• _ACTION ITEM_
Read the records below. Copy each line where the string "image" occurs.

• _DATA PROVIDED_
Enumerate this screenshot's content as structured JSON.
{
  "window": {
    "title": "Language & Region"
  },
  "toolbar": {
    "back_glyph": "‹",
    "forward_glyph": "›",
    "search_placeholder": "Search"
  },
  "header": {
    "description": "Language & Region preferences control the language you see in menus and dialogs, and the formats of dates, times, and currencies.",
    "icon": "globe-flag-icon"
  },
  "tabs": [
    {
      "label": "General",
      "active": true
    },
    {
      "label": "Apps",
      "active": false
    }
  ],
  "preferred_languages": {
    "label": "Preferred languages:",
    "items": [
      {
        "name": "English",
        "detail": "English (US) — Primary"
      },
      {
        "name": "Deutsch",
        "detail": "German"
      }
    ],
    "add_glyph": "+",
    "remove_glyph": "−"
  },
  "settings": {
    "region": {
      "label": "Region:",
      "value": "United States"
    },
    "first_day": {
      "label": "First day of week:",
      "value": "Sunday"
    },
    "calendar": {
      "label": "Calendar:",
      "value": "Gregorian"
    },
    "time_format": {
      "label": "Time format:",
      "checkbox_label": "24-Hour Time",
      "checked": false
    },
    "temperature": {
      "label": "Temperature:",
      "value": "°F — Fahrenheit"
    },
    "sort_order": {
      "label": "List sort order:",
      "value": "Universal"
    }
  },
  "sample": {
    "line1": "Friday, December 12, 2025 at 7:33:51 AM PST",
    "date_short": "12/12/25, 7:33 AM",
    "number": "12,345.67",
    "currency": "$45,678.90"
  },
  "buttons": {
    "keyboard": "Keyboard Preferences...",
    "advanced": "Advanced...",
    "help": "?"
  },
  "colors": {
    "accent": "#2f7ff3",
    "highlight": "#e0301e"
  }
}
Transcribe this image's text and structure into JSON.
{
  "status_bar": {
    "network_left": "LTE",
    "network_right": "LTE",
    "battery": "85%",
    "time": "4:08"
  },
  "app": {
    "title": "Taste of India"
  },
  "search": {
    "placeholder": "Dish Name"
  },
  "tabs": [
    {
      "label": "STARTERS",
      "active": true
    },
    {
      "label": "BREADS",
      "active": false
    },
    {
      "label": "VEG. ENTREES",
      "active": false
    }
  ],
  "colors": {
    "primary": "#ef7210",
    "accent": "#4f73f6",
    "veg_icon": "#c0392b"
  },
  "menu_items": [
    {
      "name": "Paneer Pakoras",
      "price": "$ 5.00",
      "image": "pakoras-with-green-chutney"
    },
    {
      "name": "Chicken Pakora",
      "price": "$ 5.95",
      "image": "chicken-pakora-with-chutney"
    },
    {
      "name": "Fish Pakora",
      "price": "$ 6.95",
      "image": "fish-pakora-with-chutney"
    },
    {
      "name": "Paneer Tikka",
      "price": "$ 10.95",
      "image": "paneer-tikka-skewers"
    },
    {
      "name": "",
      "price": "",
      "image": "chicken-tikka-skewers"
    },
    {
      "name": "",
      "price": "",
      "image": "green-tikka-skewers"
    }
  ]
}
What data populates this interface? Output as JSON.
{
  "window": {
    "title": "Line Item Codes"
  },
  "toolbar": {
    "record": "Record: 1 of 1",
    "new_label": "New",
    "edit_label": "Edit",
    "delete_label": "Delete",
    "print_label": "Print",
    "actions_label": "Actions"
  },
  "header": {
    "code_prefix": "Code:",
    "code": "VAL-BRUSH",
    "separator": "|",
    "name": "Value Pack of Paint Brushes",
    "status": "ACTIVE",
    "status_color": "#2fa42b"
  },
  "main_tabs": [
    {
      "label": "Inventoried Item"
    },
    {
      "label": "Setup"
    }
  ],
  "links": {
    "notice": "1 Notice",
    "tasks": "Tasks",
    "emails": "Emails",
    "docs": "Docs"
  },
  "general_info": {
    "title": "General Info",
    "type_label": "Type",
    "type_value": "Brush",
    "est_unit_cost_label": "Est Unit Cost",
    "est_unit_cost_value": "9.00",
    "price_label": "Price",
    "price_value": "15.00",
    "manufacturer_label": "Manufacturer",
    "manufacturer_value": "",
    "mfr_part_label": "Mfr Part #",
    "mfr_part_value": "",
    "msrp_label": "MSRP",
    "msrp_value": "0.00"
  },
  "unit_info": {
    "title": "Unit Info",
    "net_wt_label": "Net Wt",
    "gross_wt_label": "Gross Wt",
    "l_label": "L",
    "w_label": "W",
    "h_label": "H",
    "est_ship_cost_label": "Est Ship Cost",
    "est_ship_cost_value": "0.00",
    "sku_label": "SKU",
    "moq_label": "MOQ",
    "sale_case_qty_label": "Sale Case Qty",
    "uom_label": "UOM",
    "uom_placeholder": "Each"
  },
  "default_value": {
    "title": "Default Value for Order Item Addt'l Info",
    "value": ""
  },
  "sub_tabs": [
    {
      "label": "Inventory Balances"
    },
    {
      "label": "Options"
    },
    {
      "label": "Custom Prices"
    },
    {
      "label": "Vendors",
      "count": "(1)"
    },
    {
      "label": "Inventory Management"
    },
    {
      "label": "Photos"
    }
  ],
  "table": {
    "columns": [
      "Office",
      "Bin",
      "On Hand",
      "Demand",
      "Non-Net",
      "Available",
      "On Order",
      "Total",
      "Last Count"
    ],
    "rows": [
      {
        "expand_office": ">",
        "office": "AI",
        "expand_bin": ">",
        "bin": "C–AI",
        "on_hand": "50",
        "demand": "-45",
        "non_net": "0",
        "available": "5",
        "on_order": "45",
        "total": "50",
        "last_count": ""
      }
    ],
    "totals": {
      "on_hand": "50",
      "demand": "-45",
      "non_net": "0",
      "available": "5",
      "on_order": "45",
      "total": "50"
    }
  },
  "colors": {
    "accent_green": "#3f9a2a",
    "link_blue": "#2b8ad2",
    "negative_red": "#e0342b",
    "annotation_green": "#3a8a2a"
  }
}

• _ANSWER FOR THE TASK_
Transcribe this image's text and structure into JSON.
      "image": "pakoras-with-green-chutney"
      "image": "chicken-pakora-with-chutney"
      "image": "fish-pakora-with-chutney"
      "image": "paneer-tikka-skewers"
      "image": "chicken-tikka-skewers"
      "image": "green-tikka-skewers"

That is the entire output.